In retrospect, my second year of teaching was my most brutal, thanks to my schedule of all algebra I, all the time. I learned a lot. I never want to go back. Oh, sure, I’d like to teach one class of Algebra I, particularly to see if my data modeling lessons they work as well in algebra I as algebra II. But I do not want to be an “algebra I specialist”, and never, ever, EVER want to devote anything more than a class a year to algebra I. I’ve said it many times, but I’m always ready to bore folks: high school algebra I classes should convince anyone—from loopy liberal progressive to anti-teacher union tenure hating eduformer—that our educational policy is twisted and broken beyond all recovery.
So why bring it up now? Because until I saw this article, I’d forgotten the very worst part: A Double Dose of Algebra.
That certainly grabbed my attention. But I was a bit put off by the description of “A Double Dose of Algebra” [caps in the original]:
it’s this brilliant strategy of identifying kids who are really weak in math and increasing their hours of torture.
Anyway, despite the rhetoric, Educationrealist noticed some upsetting conclusions and statistical flaws in the original study. Quoting from the original article, “Nomi and Allensworth reported no improvement in 9th-grade algebra failure rates as a result of this intervention, a disappointing result for CPS.” Hmmm… And then s/he observes that the Chicago study did eventually show some improvement, because of the two groups they compared: they “checked the kids just below and just above the threshold? So you only compared the strongest intervention students with the weakest regular students? Well, golly. Did you, perchance, check how the weakest regular students did compared to the weakest intervention students? Was it substantially different from the gap between the strongest intervention and weakest intervention?”
Then the rant continues. The teachers of “A Double Dose of Algebra” were given eight days of professional development to learn what to do. Are you listening, Weston? But wait…“the PD was utterly useless.” Oh, well. And what happened as a result of keeping all these kids together? Let’s see:
For every intervention class, some 20–30 underachieving, low-incentive kids are moving through their entire day together, in non-remedial and remedial classes both. Of course, since most intervention kids are weak in all their subjects, this means that their classes have a disproportionately high number of low achievers — all of whom spend their entire day together, socializing. Or planning ways to wreak havoc. The troublemakers in my class arranged signals that they would use to disrupt classes — all their classes. They’d pick a code word, and whenever the teacher said that word, they’d all start laughing loudly, or squeaking their shoes, or sneezing.

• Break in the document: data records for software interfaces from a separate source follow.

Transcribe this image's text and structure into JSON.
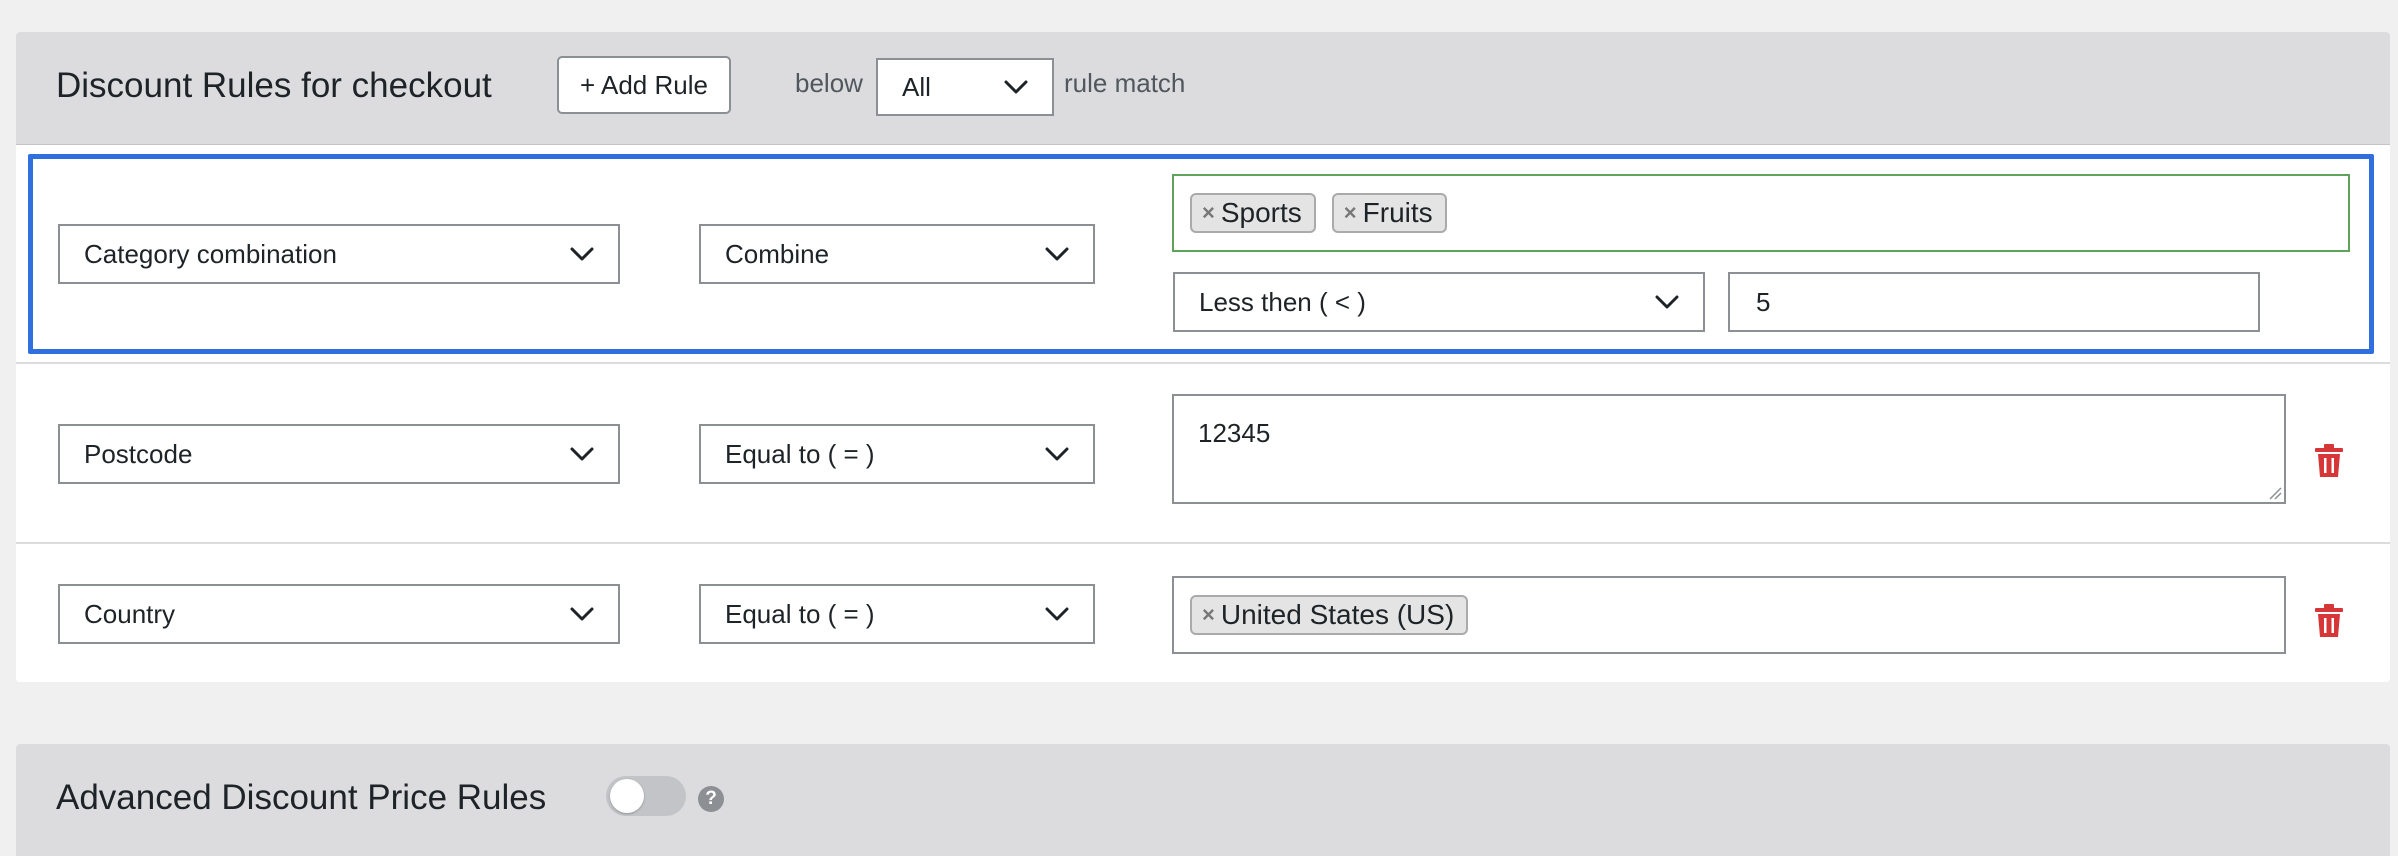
{
  "panel": {
    "title": "Discount Rules for checkout",
    "add_rule_label": "+ Add Rule",
    "below_label": "below",
    "match_select": "All",
    "rule_match_label": "rule match"
  },
  "rules": [
    {
      "field": "Category combination",
      "operator": "Combine",
      "tags": [
        "Sports",
        "Fruits"
      ],
      "sub_operator": "Less then ( < )",
      "sub_value": "5"
    },
    {
      "field": "Postcode",
      "operator": "Equal to ( = )",
      "value": "12345"
    },
    {
      "field": "Country",
      "operator": "Equal to ( = )",
      "tags": [
        "United States (US)"
      ]
    }
  ],
  "advanced": {
    "title": "Advanced Discount Price Rules",
    "toggle_on": false,
    "help_glyph": "?"
  },
  "colors": {
    "highlight_border": "#2f6fde",
    "tag_box_valid": "#5fa35a",
    "delete_icon": "#d63638"
  },
  "icons": [
    "chevron-down-icon",
    "tag-remove-icon",
    "trash-icon",
    "help-icon"
  ]
}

Anyway, the article goes on and on. You might find it tedious, or it might be the sort of thing you like, if you like that sort of thing.